3. For example, some standards are implemented in components that are then incorporated into other products so that, although the standard is incorporated into products from many different companies, the components with the standardized features may be supplied by a small group of implementers.

4. Actually, the focus should be at a slightly finer level of granularity: essential claims, rather than patents. Also, note that determination of "essentiality" to a standard can involve a variety of nuances beyond the discussion here.

5. The concept of essential patents is also important in discussions of standards-related patent pools.

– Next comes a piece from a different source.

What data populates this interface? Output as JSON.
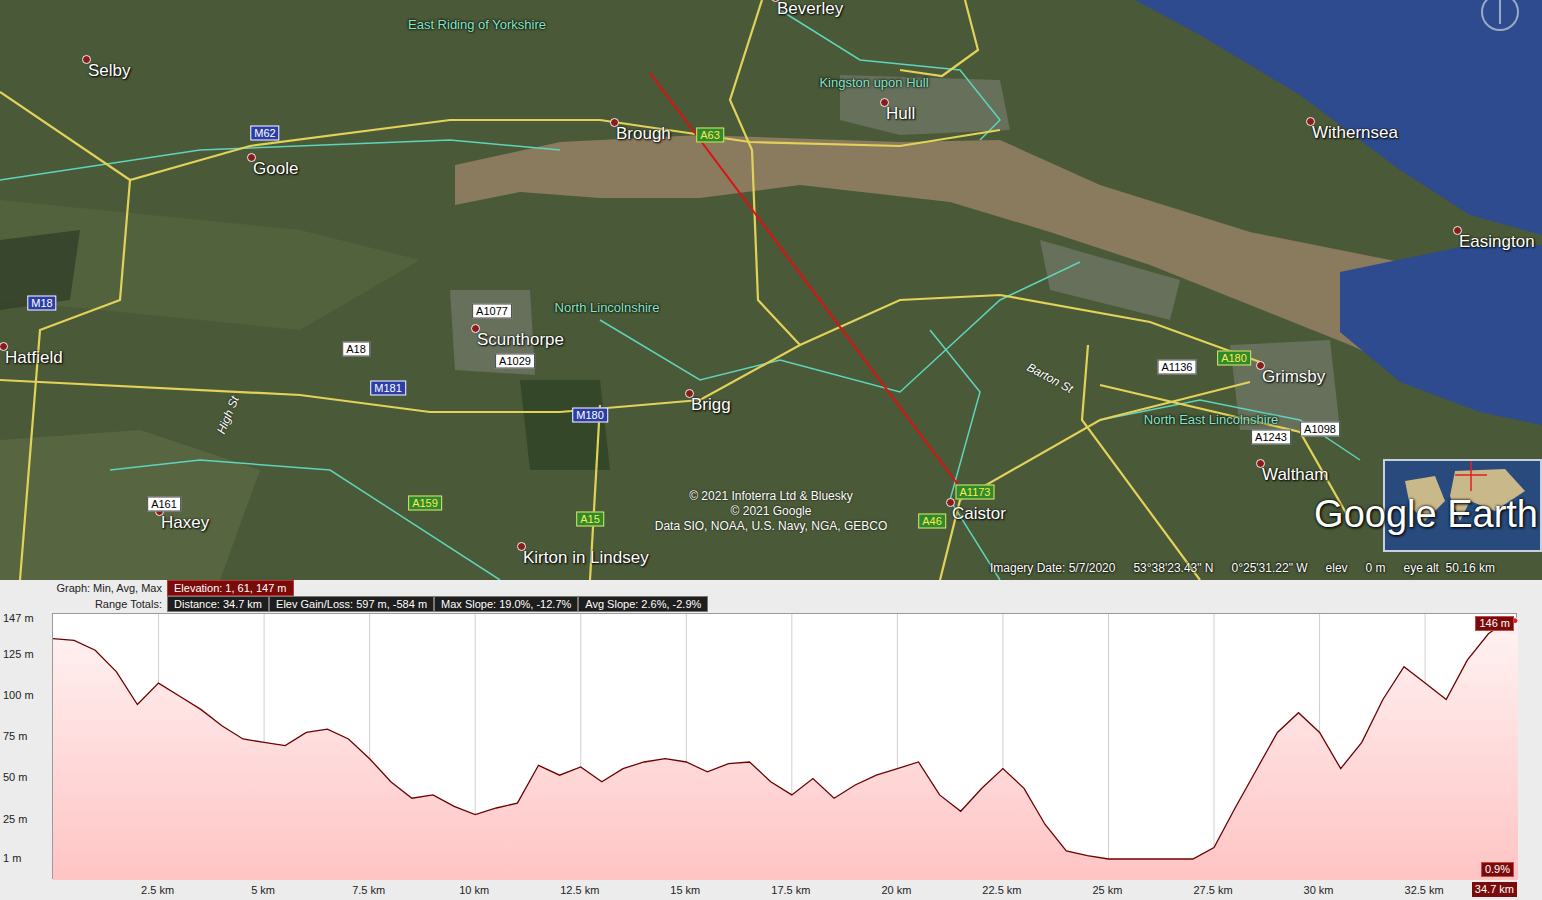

6. See, for example, my statement submitted for the FTC/DoJ hearing on April 18, 2002, which is published at <http://www.ftc.gov/opp/intellect/020418scottkpeterson.pdf>.

7. Note that, because the licensing considered here is for implementation of the standard, licensing of the same patents for other purposes can remain left to individual bi-lateral negotiations.

8. See, e.g., Addamax Corp. v. Open Software Foundation, 152 F.3d 48 (Is' Cir. 1988), affirming dismissal of an antitrust challenge to OSF, a consortium to develop a new industry-standard operating system platform for which the parties negotiated terms for the purchase of a security software input with competing suppliers. The Court of Appeals saw OSF as a "venture .. . producing a new product" with "potential for a productive contribution to the economy . . .." Id. at 52.

9. See G. Levine, "B2Bs, E-Commerce & The All-Or-Nothing Deal," 28 Rutgers Computer & Technology Law Journal 305 (2002).

10. See Allied Tube & Conduit Corp. v. Indian Head, Inc., 486 U.S. 492, 500, 509 (1988); American Society of Mechanical Engineers v. Hydrolevel Corp., 456 U.S. 556, 571 (1982); Radiant Burner, Inc v. Peoples Gas Light & Coke Co., 364 U.S. 656(1961).